Your instructions
Search the listing below for "title". Copy each matching line.

Information supplied
=====
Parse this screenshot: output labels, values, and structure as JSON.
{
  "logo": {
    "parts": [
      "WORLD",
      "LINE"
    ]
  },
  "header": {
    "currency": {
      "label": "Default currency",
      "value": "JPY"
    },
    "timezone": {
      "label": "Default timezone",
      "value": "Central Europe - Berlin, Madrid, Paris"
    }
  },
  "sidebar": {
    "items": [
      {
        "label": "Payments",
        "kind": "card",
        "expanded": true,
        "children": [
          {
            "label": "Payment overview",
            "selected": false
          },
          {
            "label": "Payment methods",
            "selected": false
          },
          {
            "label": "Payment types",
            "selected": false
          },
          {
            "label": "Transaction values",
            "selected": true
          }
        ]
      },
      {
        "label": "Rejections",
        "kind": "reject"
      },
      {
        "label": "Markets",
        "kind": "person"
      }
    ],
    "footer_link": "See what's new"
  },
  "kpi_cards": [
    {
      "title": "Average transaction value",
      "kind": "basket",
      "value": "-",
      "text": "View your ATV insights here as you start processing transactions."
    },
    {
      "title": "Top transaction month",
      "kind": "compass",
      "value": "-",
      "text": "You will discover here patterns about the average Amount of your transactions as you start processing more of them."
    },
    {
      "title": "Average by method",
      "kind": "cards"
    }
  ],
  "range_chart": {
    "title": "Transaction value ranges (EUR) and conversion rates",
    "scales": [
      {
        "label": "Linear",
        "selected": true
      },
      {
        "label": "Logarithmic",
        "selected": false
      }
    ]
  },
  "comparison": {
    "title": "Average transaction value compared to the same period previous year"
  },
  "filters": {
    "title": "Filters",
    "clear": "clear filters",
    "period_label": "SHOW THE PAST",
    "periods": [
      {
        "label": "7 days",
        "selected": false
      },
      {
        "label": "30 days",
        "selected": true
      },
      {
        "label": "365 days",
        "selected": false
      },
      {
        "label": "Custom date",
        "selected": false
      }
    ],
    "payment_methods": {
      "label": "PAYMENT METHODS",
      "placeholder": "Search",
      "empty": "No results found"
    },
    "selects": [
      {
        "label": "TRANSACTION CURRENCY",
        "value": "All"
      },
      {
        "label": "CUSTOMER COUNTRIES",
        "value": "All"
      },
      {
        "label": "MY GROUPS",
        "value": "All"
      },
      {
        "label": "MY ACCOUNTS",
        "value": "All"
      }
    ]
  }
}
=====
Expected output
      "title": "Average transaction value",
      "title": "Top transaction month",
      "title": "Average by method",
    "title": "Transaction value ranges (EUR) and conversion rates",
    "title": "Average transaction value compared to the same period previous year"
    "title": "Filters",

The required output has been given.